[[ RECORDS FOR THE EXERCISE, beginning ]]
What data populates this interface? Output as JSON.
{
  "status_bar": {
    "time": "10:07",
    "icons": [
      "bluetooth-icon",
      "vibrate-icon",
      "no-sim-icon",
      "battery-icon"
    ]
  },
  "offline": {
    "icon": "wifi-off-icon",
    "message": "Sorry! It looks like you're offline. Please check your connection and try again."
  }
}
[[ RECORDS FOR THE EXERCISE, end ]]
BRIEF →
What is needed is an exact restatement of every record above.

SOLUTION →
What data populates this interface? Output as JSON.
{
  "status_bar": {
    "time": "10:07",
    "icons": [
      "bluetooth-icon",
      "vibrate-icon",
      "no-sim-icon",
      "battery-icon"
    ]
  },
  "offline": {
    "icon": "wifi-off-icon",
    "message": "Sorry! It looks like you're offline. Please check your connection and try again."
  }
}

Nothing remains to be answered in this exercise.